Roddy McDowall's Terrible, Horrible, No Good, Very Bad Day
Director: Mark L. Lester
Film series: Class of 1984
Music composed by: Alice Cooper, Lalo Schifrin
Screenplay: Tom Holland, John Saxton, Barry Schneider
1 Hour 38 Minutes
REVIEW BY JEREMIAH
I'm not sure what it is about "teacher vs bad student" films that makes them so compelling. Perhaps the fact that we've all experienced some level of strife while navigating the public education system. Whether it be bullies by way of student peers, or maybe even the faculty, the idea of transforming the school into a sort of battlefield doesn't seem that far fetched, narratively speaking. Given lead miscreant Peter Stegman's exclamation, this makes sense:
"Life... is pain. Pain... is everything. You... you will learn!"
There's also an unshakeable feeling that many of these films work out as a kind of release or power fantasy, for adults that wish they could do something drastic about the rebellious youth which threaten to replace them on the stage of relevancy. Something I can kind of understand, at least, when putting myself in their mindset. The validation of this point, again, hinted at with yet another Peter Stegman quote:
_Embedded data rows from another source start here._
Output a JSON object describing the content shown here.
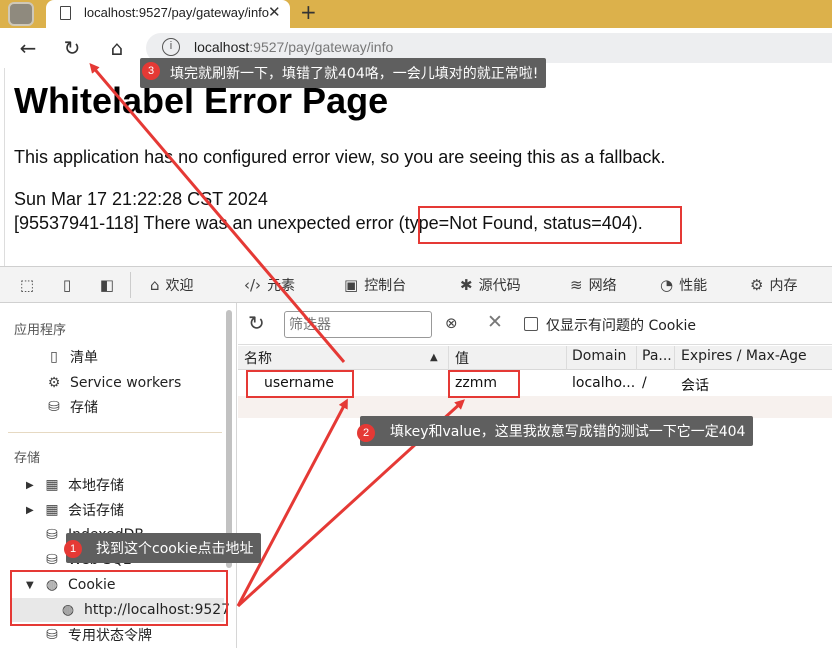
{
  "browser": {
    "tab_title": "localhost:9527/pay/gateway/info",
    "tab_close": "✕",
    "new_tab": "+",
    "nav": {
      "back": "←",
      "reload": "↻",
      "home": "⌂"
    },
    "url_host": "localhost",
    "url_rest": ":9527/pay/gateway/info"
  },
  "page": {
    "title": "Whitelabel Error Page",
    "line1": "This application has no configured error view, so you are seeing this as a fallback.",
    "line2": "Sun Mar 17 21:22:28 CST 2024",
    "line3_prefix": "[95537941-118] There was an unexpected error ",
    "line3_highlight": "(type=Not Found, status=404)."
  },
  "devtools": {
    "tabs": [
      {
        "label": "欢迎",
        "icon": "home-icon"
      },
      {
        "label": "元素",
        "icon": "code-icon"
      },
      {
        "label": "控制台",
        "icon": "console-icon"
      },
      {
        "label": "源代码",
        "icon": "bug-icon"
      },
      {
        "label": "网络",
        "icon": "wifi-icon"
      },
      {
        "label": "性能",
        "icon": "performance-icon"
      },
      {
        "label": "内存",
        "icon": "chip-icon"
      }
    ],
    "sidebar": {
      "section_app": "应用程序",
      "app_items": [
        "清单",
        "Service workers",
        "存储"
      ],
      "section_storage": "存储",
      "storage_items": [
        "本地存储",
        "会话存储",
        "IndexedDB",
        "Web SQL",
        "Cookie"
      ],
      "cookie_url": "http://localhost:9527",
      "trust_tokens": "专用状态令牌"
    },
    "cookies": {
      "filter_placeholder": "筛选器",
      "only_issues_label": "仅显示有问题的 Cookie",
      "columns": [
        "名称",
        "值",
        "Domain",
        "Pa...",
        "Expires / Max-Age"
      ],
      "rows": [
        {
          "name": "username",
          "value": "zzmm",
          "domain": "localho...",
          "path": "/",
          "expires": "会话"
        }
      ]
    }
  },
  "annotations": {
    "c1_num": "1",
    "c1_text": "找到这个cookie点击地址",
    "c2_num": "2",
    "c2_text": "填key和value，这里我故意写成错的测试一下它一定404",
    "c3_num": "3",
    "c3_text": "填完就刷新一下，填错了就404咯，一会儿填对的就正常啦!",
    "color": "#e53935"
  }
}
"I am the future!"
Hell, it's the theme song to the movie.
Anyway, Class of 1984 is fantastic. A cut-to-the-chase punk film that indulges in all the filthy nasty things which keep a parent up at night. It's excessive in it's depiction of miscreancy, and just as much so in it's depiction of justice. Though I suppose if a teacher was burdened with a group of asshole teenagers as bad as these, they'd want to pull a Roddy McDowall as well (you'll see) — but that's kind of the point (one which alludes to everything I said earlier). These kids have to be more than just bad, so that when torch, bladesaw, pipe, and car are called to equalize, you'll have no problem feeling good about it. Thing is however, Tim Van Patten's Peter Stegman isn't like the rest of his crew; he's actually a brilliant kid, and a helluva piano player. This added character depth humanizes what should be the most hated person in the film, and very nearly threatens to destroy the needed disconnect required to enjoy the promised retribution. But only just so.
Unfortunately the film never circles back to this aspect of the character, and instead opts to strip away any and all humanity in order to keep the audience as comfortable as possible in their lust for blood. It still works, but I can't help to wonder how things would have shaken out had Stegman been written as a more conflicted punk, rather than the embodiment of Hitler.